The effects of the last collapse of the exchanges are beginning to make themselves felt, and the Diet is already preparing fresh ground for new currency inflation. By its last vote the limit on the note circulation has been increased to 118 milliards, and on the advances of the Polish National Bank to the Government to 150 milliards. The depreciation of the Polish mark in June was followed by a rise of prices, and this led immediately to a strike movement in almost all industries. In the Lodz district 40,000 workmen have gone on strike, demanding a wage increase of 120 per cent! The manufacturers declare that they cannot raise wages by more than 20 per cent; that even under present conditions the Polish textile industry is in a most difficult position on the foreign markets, especially in Roumania, the Baltic States, etc. Posnania was menaced by an agrarian strike, but a settlement has been reached. The strike of the municipal workers in Warsaw was short-lived. Everywhere, however, wages have been increased by more than 50 per cent. This naturally will entail a new wave of rising prices, the Government will be obliged to double the salaries of its officials, and the printing press will work again under a higher pressure. This is the vicious circle round which the country has been travelling for three years.
Ex uno disce omnes. The monetary policy of the Polish Government is merely a flagrant example of the recent monetary history of all the states of Europe northeast, southeast, east, of the Rhine and of the Alps. There is only one real remedy, the reëstablishment of complete peace, disarmament, the abolition of conscription, the drastic reduction of bloated bureaucracies, and a wholesale lowering of tariffs, which will allow the miserable and half-starved populations to renew the arts of peace and the exchange of their agricultural products and manufactures.
APPENDIX THE BRUSSELS CONFERENCE 18 If all countries were included, a general and proportionate reduction of the military and naval establishments to one half of their present cost would set free a fund of probably at least $3,000,000,000 to $4,000,000,000 annually for the purchase of food and useful commodities, for the stabilization and partial restoration of debased paper currencies, for the payment of debt, the removal of public deficits, the revival of credit, and the reduction of taxes.
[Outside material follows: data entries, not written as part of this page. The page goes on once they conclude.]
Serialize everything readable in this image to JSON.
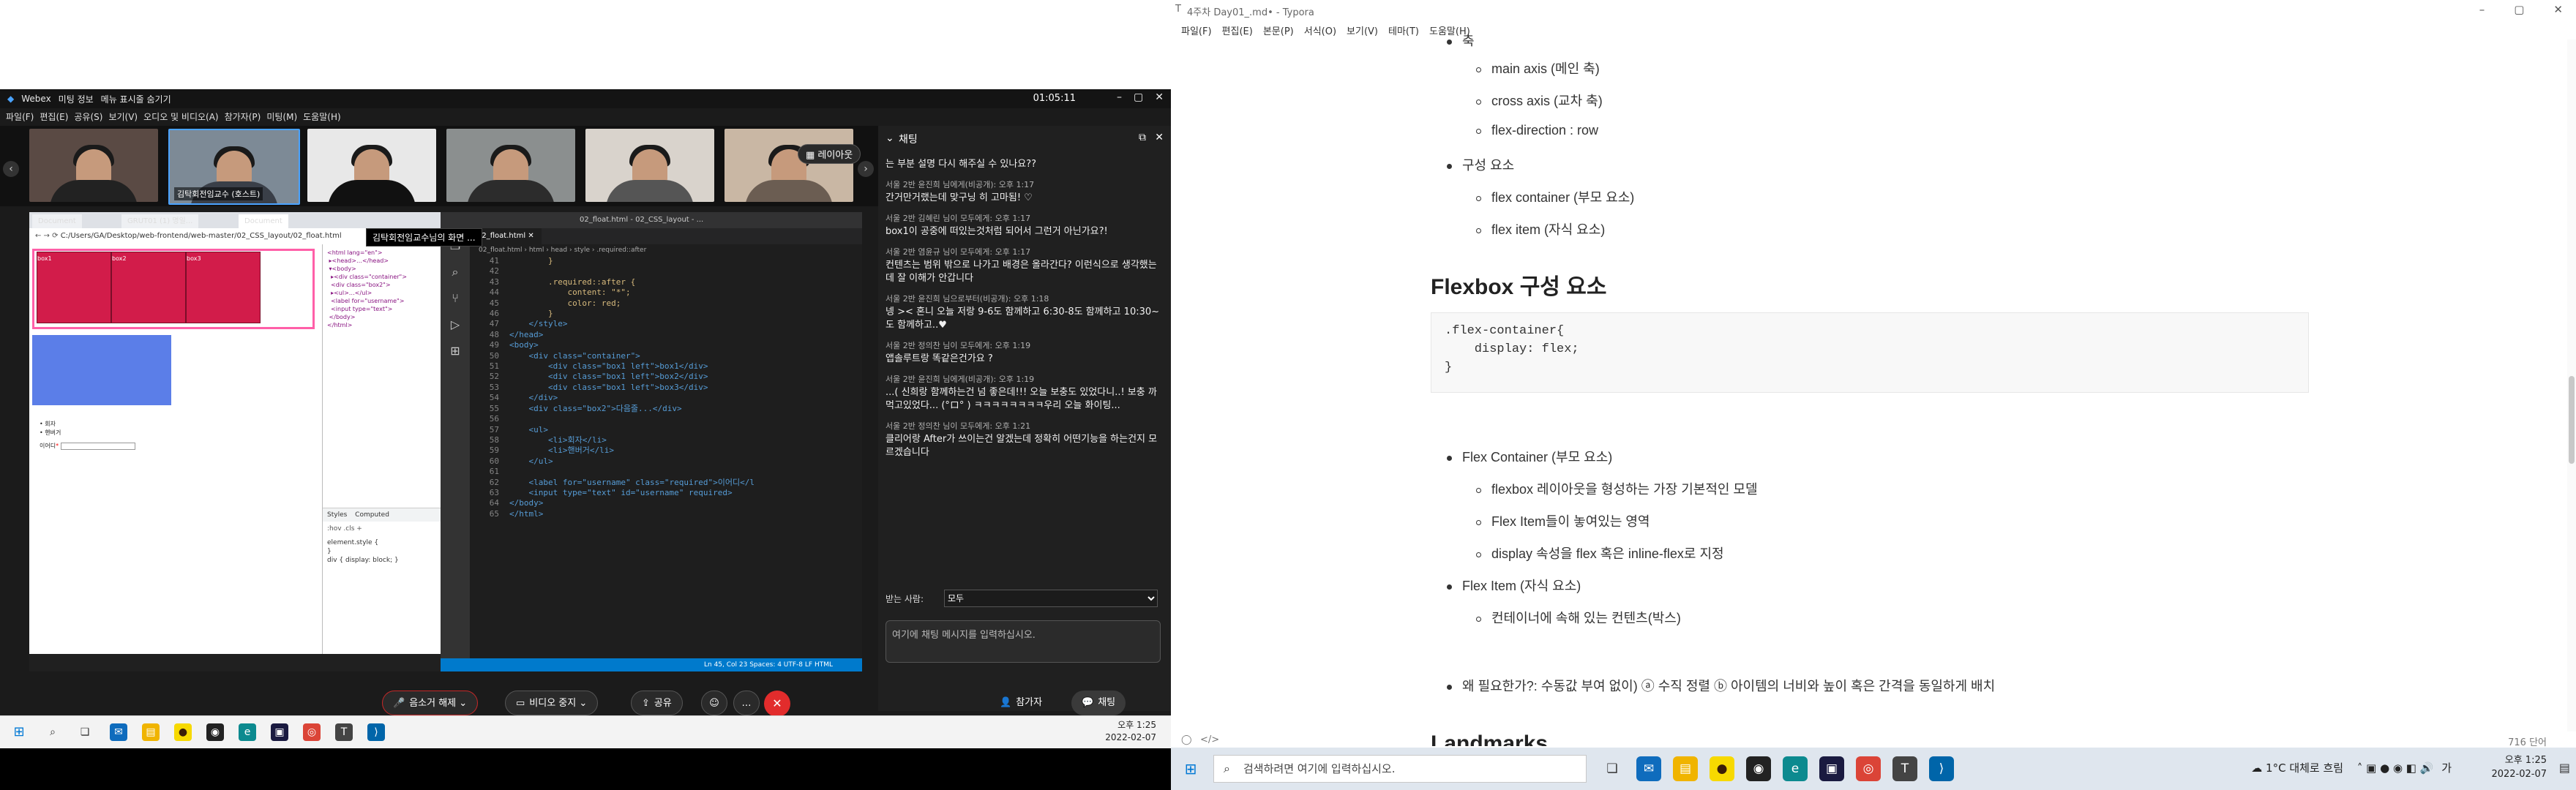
{
  "webex": {
    "app_title": "Webex",
    "meeting_info": "미팅 정보",
    "menu_toggle": "메뉴 표시줄 숨기기",
    "clock": "01:05:11",
    "menu": [
      "파일(F)",
      "편집(E)",
      "공유(S)",
      "보기(V)",
      "오디오 및 비디오(A)",
      "참가자(P)",
      "미팅(M)",
      "도움말(H)"
    ],
    "layout_button": "레이아웃",
    "host_thumb_name": "김탁회전임교수 (호스트)",
    "share_tooltip": "김탁회전임교수님의 화면 ...",
    "controls": {
      "mute": "음소거 해제",
      "video": "비디오 중지",
      "share": "공유",
      "participants": "참가자",
      "chat": "채팅"
    }
  },
  "shared_screen": {
    "browser_tabs": [
      "Document",
      "GRUT01 (1) 명일...",
      "Document"
    ],
    "address": "C:/Users/GA/Desktop/web-frontend/web-master/02_CSS_layout/02_float.html",
    "page_labels": [
      "box1",
      "box2",
      "box3"
    ],
    "list_items": [
      "회자",
      "핸버거"
    ],
    "input_label": "이어디",
    "vscode_title": "02_float.html - 02_CSS_layout - ...",
    "vscode_tab": "02_float.html",
    "vscode_breadcrumb": "02_float.html › html › head › style › .required::after",
    "status_bar": "Ln 45, Col 23   Spaces: 4   UTF-8   LF   HTML",
    "devtools_tabs": [
      "Styles",
      "Computed"
    ],
    "devtools_hint": ":hov .cls +",
    "code_lines": [
      {
        "n": "41",
        "t": "        }"
      },
      {
        "n": "42",
        "t": ""
      },
      {
        "n": "43",
        "t": "        .required::after {"
      },
      {
        "n": "44",
        "t": "            content: \"*\";"
      },
      {
        "n": "45",
        "t": "            color: red;"
      },
      {
        "n": "46",
        "t": "        }"
      },
      {
        "n": "47",
        "t": "    </style>"
      },
      {
        "n": "48",
        "t": "</head>"
      },
      {
        "n": "49",
        "t": "<body>"
      },
      {
        "n": "50",
        "t": "    <div class=\"container\">"
      },
      {
        "n": "51",
        "t": "        <div class=\"box1 left\">box1</div>"
      },
      {
        "n": "52",
        "t": "        <div class=\"box1 left\">box2</div>"
      },
      {
        "n": "53",
        "t": "        <div class=\"box1 left\">box3</div>"
      },
      {
        "n": "54",
        "t": "    </div>"
      },
      {
        "n": "55",
        "t": "    <div class=\"box2\">다음줄...</div>"
      },
      {
        "n": "56",
        "t": ""
      },
      {
        "n": "57",
        "t": "    <ul>"
      },
      {
        "n": "58",
        "t": "        <li>회자</li>"
      },
      {
        "n": "59",
        "t": "        <li>핸버거</li>"
      },
      {
        "n": "60",
        "t": "    </ul>"
      },
      {
        "n": "61",
        "t": ""
      },
      {
        "n": "62",
        "t": "    <label for=\"username\" class=\"required\">이어디</l"
      },
      {
        "n": "63",
        "t": "    <input type=\"text\" id=\"username\" required>"
      },
      {
        "n": "64",
        "t": "</body>"
      },
      {
        "n": "65",
        "t": "</html>"
      }
    ]
  },
  "chat": {
    "title": "채팅",
    "top_partial": "는 부분 설명 다시 해주실 수 있나요??",
    "messages": [
      {
        "meta": "서울 2반 윤진희 님에게(비공개):     오후 1:17",
        "text": "간거만거랬는데 맞구닝 히 고마됨! ♡"
      },
      {
        "meta": "서울 2반 김혜린 님이 모두에게:     오후 1:17",
        "text": "box1이 공중에 떠있는것처럼 되어서 그런거 아닌가요?!"
      },
      {
        "meta": "서울 2반 염윤규 님이 모두에게:     오후 1:17",
        "text": "컨텐츠는 범위 밖으로 나가고 배경은 올라간다? 이런식으로 생각했는데 잘 이해가 안갑니다"
      },
      {
        "meta": "서울 2반 윤진희 님으로부터(비공개):     오후 1:18",
        "text": "넹 >< 혼니 오늘 저랑 9-6도 함께하고 6:30-8도 함께하고 10:30~도 함께하고..♥"
      },
      {
        "meta": "서울 2반 정의찬 님이 모두에게:     오후 1:19",
        "text": "앱솔루트랑 똑같은건가요 ?"
      },
      {
        "meta": "서울 2반 윤진희 님에게(비공개):     오후 1:19",
        "text": "...( 신희랑 함께하는건 넘 좋은데!!! 오늘 보충도 있었다니..! 보충 까먹고있었다... (°ロ° ) ㅋㅋㅋㅋㅋㅋㅋㅋ우리 오늘 화이팅..."
      },
      {
        "meta": "서울 2반 정의찬 님이 모두에게:     오후 1:21",
        "text": "클리어랑 After가 쓰이는건 알겠는데 정확히 어떤기능을 하는건지 모르겠습니다"
      }
    ],
    "to_label": "받는 사람:",
    "to_value": "모두",
    "input_placeholder": "여기에 채팅 메시지를 입력하십시오."
  },
  "left_taskbar": {
    "time": "오후 1:25",
    "date": "2022-02-07"
  },
  "typora": {
    "title": "4주차 Day01_.md• - Typora",
    "menu": [
      "파일(F)",
      "편집(E)",
      "본문(P)",
      "서식(O)",
      "보기(V)",
      "테마(T)",
      "도움말(H)"
    ],
    "doc": {
      "axis_bullet": "축",
      "axis_items": [
        "main axis (메인 축)",
        "cross axis (교차 축)",
        "flex-direction : row"
      ],
      "comp_bullet": "구성 요소",
      "comp_items": [
        "flex container (부모 요소)",
        "flex item (자식 요소)"
      ],
      "heading": "Flexbox 구성 요소",
      "code": ".flex-container{\n    display: flex;\n}",
      "container_bullet": "Flex Container (부모 요소)",
      "container_items": [
        "flexbox 레이아웃을 형성하는 가장 기본적인 모델",
        "Flex Item들이 놓여있는 영역",
        "display 속성을 flex 혹은 inline-flex로 지정"
      ],
      "item_bullet": "Flex Item (자식 요소)",
      "item_items": [
        "컨테이너에 속해 있는 컨텐츠(박스)"
      ],
      "why": "왜 필요한가?: 수동값 부여 없이) ⓐ 수직 정렬 ⓑ 아이템의 너비와 높이 혹은 간격을 동일하게 배치",
      "partial_heading": "Landmarks"
    },
    "word_count": "716 단어"
  },
  "right_taskbar": {
    "search_placeholder": "검색하려면 여기에 입력하십시오.",
    "weather": "1°C  대체로 흐림",
    "ime": "가",
    "time": "오후 1:25",
    "date": "2022-02-07"
  },
  "colors": {
    "webex_bg": "#1b1b1b",
    "end_call": "#e22c2c",
    "vscode_status": "#007acc",
    "css_red_box": "#d21c4a",
    "css_blue_box": "#5b7ee8"
  }
}
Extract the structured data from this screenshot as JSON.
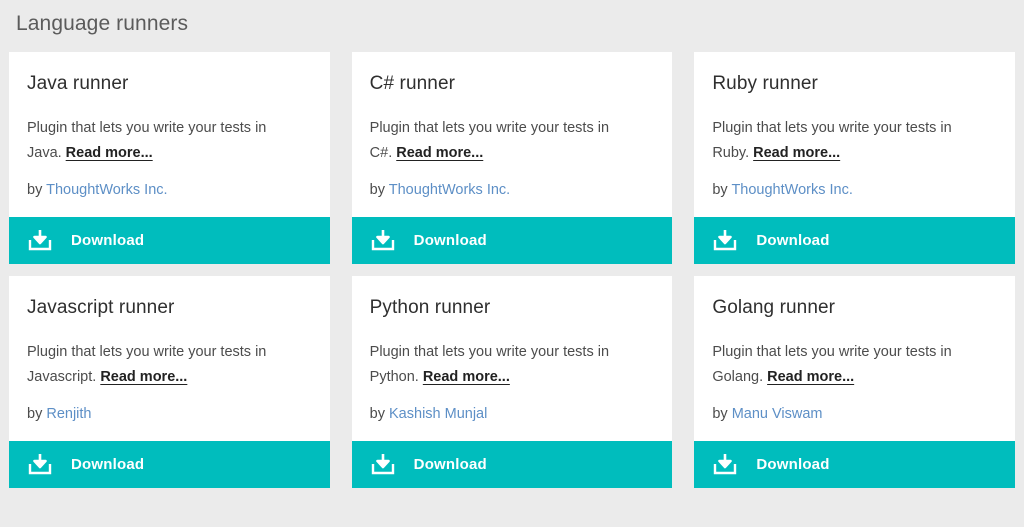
{
  "page": {
    "title": "Language runners",
    "background_color": "#ebebeb",
    "accent_color": "#00bdbd",
    "link_color": "#5d8fc6"
  },
  "common": {
    "download_label": "Download",
    "download_icon": "download-tray-icon",
    "read_more_label": "Read more...",
    "by_label": "by"
  },
  "cards": [
    {
      "title": "Java runner",
      "description": "Plugin that lets you write your tests in Java.",
      "read_more": "Read more...",
      "by": "by",
      "author": "ThoughtWorks Inc.",
      "download": "Download"
    },
    {
      "title": "C# runner",
      "description": "Plugin that lets you write your tests in C#.",
      "read_more": "Read more...",
      "by": "by",
      "author": "ThoughtWorks Inc.",
      "download": "Download"
    },
    {
      "title": "Ruby runner",
      "description": "Plugin that lets you write your tests in Ruby.",
      "read_more": "Read more...",
      "by": "by",
      "author": "ThoughtWorks Inc.",
      "download": "Download"
    },
    {
      "title": "Javascript runner",
      "description": "Plugin that lets you write your tests in Javascript.",
      "read_more": "Read more...",
      "by": "by",
      "author": "Renjith",
      "download": "Download"
    },
    {
      "title": "Python runner",
      "description": "Plugin that lets you write your tests in Python.",
      "read_more": "Read more...",
      "by": "by",
      "author": "Kashish Munjal",
      "download": "Download"
    },
    {
      "title": "Golang runner",
      "description": "Plugin that lets you write your tests in Golang.",
      "read_more": "Read more...",
      "by": "by",
      "author": "Manu Viswam",
      "download": "Download"
    }
  ]
}
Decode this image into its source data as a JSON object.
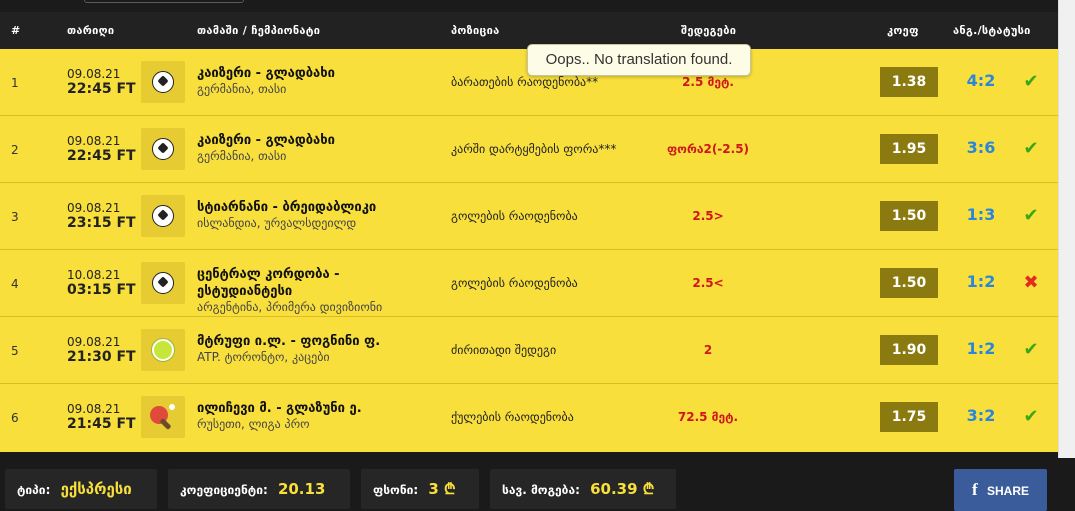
{
  "header": {
    "num": "#",
    "date": "თარიღი",
    "match": "თამაში / ჩემპიონატი",
    "position": "პოზიცია",
    "result": "შედეგები",
    "odds": "კოეფ",
    "score": "ანგ./სტატუსი"
  },
  "tooltip": "Oops.. No translation found.",
  "rows": [
    {
      "num": "1",
      "date": "09.08.21",
      "time": "22:45 FT",
      "sport": "football-icon",
      "match": "კაიზერი - გლადბახი",
      "league": "გერმანია, თასი",
      "position": "ბარათების რაოდენობა**",
      "result": "2.5 მეტ.",
      "odds": "1.38",
      "score": "4:2",
      "status": "win"
    },
    {
      "num": "2",
      "date": "09.08.21",
      "time": "22:45 FT",
      "sport": "football-icon",
      "match": "კაიზერი - გლადბახი",
      "league": "გერმანია, თასი",
      "position": "კარში დარტყმების ფორა***",
      "result": "ფორა2(-2.5)",
      "odds": "1.95",
      "score": "3:6",
      "status": "win"
    },
    {
      "num": "3",
      "date": "09.08.21",
      "time": "23:15 FT",
      "sport": "football-icon",
      "match": "სტიარნანი - ბრეიდაბლიკი",
      "league": "ისლანდია, ურვალსდეილდ",
      "position": "გოლების რაოდენობა",
      "result": "2.5>",
      "odds": "1.50",
      "score": "1:3",
      "status": "win"
    },
    {
      "num": "4",
      "date": "10.08.21",
      "time": "03:15 FT",
      "sport": "football-icon",
      "match": "ცენტრალ კორდობა - ესტუდიანტესი",
      "league": "არგენტინა, პრიმერა დივიზიონი",
      "position": "გოლების რაოდენობა",
      "result": "2.5<",
      "odds": "1.50",
      "score": "1:2",
      "status": "loss"
    },
    {
      "num": "5",
      "date": "09.08.21",
      "time": "21:30 FT",
      "sport": "tennis-ball-icon",
      "match": "მტრუფი ი.ლ. - ფოგნინი ფ.",
      "league": "ATP. ტორონტო, კაცები",
      "position": "ძირითადი შედეგი",
      "result": "2",
      "odds": "1.90",
      "score": "1:2",
      "status": "win"
    },
    {
      "num": "6",
      "date": "09.08.21",
      "time": "21:45 FT",
      "sport": "table-tennis-icon",
      "match": "ილიჩევი მ. - გლაზუნი ე.",
      "league": "რუსეთი, ლიგა პრო",
      "position": "ქულების რაოდენობა",
      "result": "72.5 მეტ.",
      "odds": "1.75",
      "score": "3:2",
      "status": "win"
    }
  ],
  "footer": {
    "type_label": "ტიპი:",
    "type_value": "ექსპრესი",
    "coef_label": "კოეფიციენტი:",
    "coef_value": "20.13",
    "stake_label": "ფსონი:",
    "stake_value": "3 ₾",
    "total_label": "სავ. მოგება:",
    "total_value": "60.39 ₾",
    "share_label": "SHARE"
  },
  "colors": {
    "row_bg": "#f8df3c",
    "odds_bg": "#8a7a0f",
    "score": "#2a86d8",
    "result": "#d0161a",
    "win": "#38a816",
    "loss": "#e22c20",
    "share": "#3b5c9a"
  }
}
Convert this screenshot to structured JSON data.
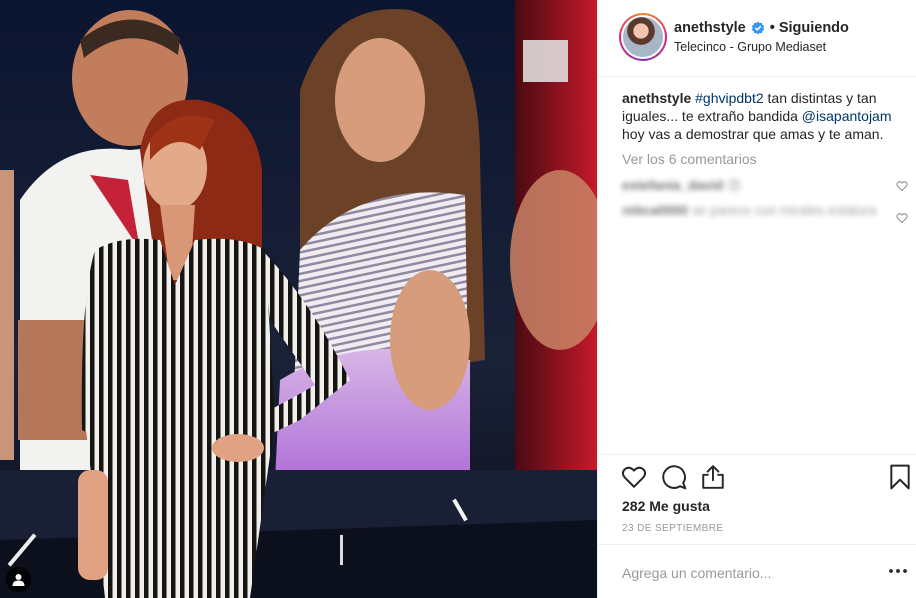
{
  "post": {
    "username": "anethstyle",
    "separator": "•",
    "follow_status": "Siguiendo",
    "location": "Telecinco - Grupo Mediaset"
  },
  "caption": {
    "username": "anethstyle",
    "hashtag": "#ghvipdbt2",
    "text_1": " tan distintas y tan iguales... te extraño bandida ",
    "mention": "@isapantojam",
    "text_2": " hoy vas a demostrar que amas y te aman."
  },
  "view_comments": "Ver los 6 comentarios",
  "comments": [
    {
      "username": "estefania_david",
      "text": "😍"
    },
    {
      "username": "rebca0000",
      "text": "se parece con mirales estatura"
    }
  ],
  "likes": "282 Me gusta",
  "date": "23 DE SEPTIEMBRE",
  "comment_placeholder": "Agrega un comentario...",
  "icons": {
    "verified": "verified-badge-icon",
    "like": "heart-icon",
    "comment": "comment-bubble-icon",
    "share": "share-icon",
    "save": "bookmark-icon",
    "more": "more-options-icon",
    "user_tag": "user-tag-icon"
  },
  "colors": {
    "link": "#003569",
    "verified": "#3897f0",
    "muted": "#999999"
  }
}
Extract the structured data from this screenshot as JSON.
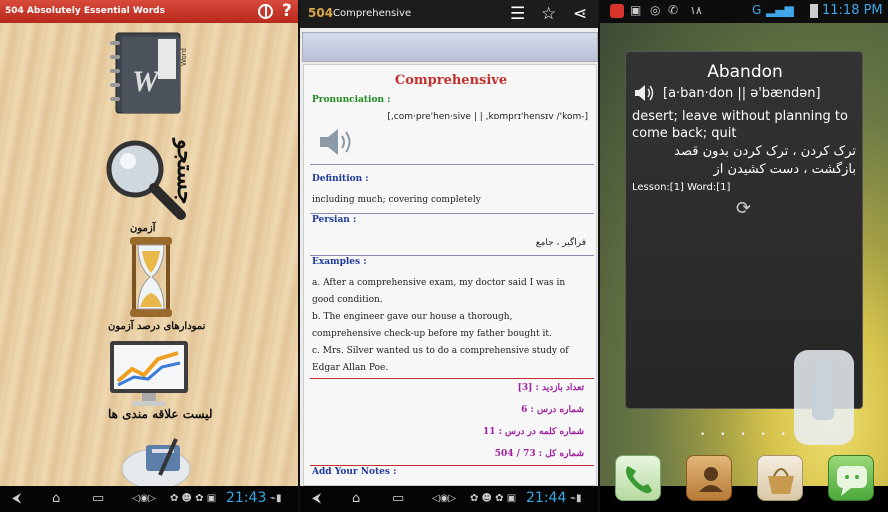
{
  "panel1": {
    "title": "504 Absolutely Essential Words",
    "help": "?",
    "book_text": "W",
    "book_label": "Word",
    "menu": {
      "search": "جستجو",
      "quiz": "آزمون",
      "charts": "نمودارهای درصد آزمون",
      "favorites": "لیست علاقه مندی ها"
    },
    "clock": "21:43"
  },
  "panel2": {
    "logo": "504",
    "title": "Comprehensive",
    "word": "Comprehensive",
    "pron_label": "Pronunciation :",
    "pron": "[,com·pre'hen·sive | | ,kɒmprɪ'hensɪv /'kom-]",
    "def_label": "Definition :",
    "definition": "including much; covering completely",
    "persian_label": "Persian :",
    "persian": "فراگیر ، جامع",
    "examples_label": "Examples :",
    "examples": [
      "a. After a comprehensive exam, my doctor said I was in good condition.",
      "b. The engineer gave our house a thorough, comprehensive check-up before my father bought it.",
      "c. Mrs. Silver wanted us to do a comprehensive study of Edgar Allan Poe."
    ],
    "stats": [
      "تعداد بازدید : [3]",
      "شماره درس : 6",
      "شماره کلمه در درس : 11",
      "شماره کل : 73 / 504"
    ],
    "notes_label": "Add Your Notes :",
    "clock": "21:44"
  },
  "panel3": {
    "status_number": "۱۸",
    "status_signal": "G",
    "clock": "11:18 PM",
    "widget": {
      "word": "Abandon",
      "pron": "[a·ban·don || ə'bændən]",
      "english": "desert; leave without planning to come back; quit",
      "persian": "ترک کردن ، ترک کردن بدون قصد بازگشت ، دست کشیدن از",
      "lesson": "Lesson:[1] Word:[1]"
    }
  },
  "colors": {
    "title_red": "#c0302c",
    "label_green": "#1f8a1f",
    "label_blue": "#1f3a9a",
    "stats_purple": "#a020a0",
    "clock_blue": "#38a9e6"
  }
}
Thus the road to recovery lies plain before us. Will it be taken by the statesmen to whose hands the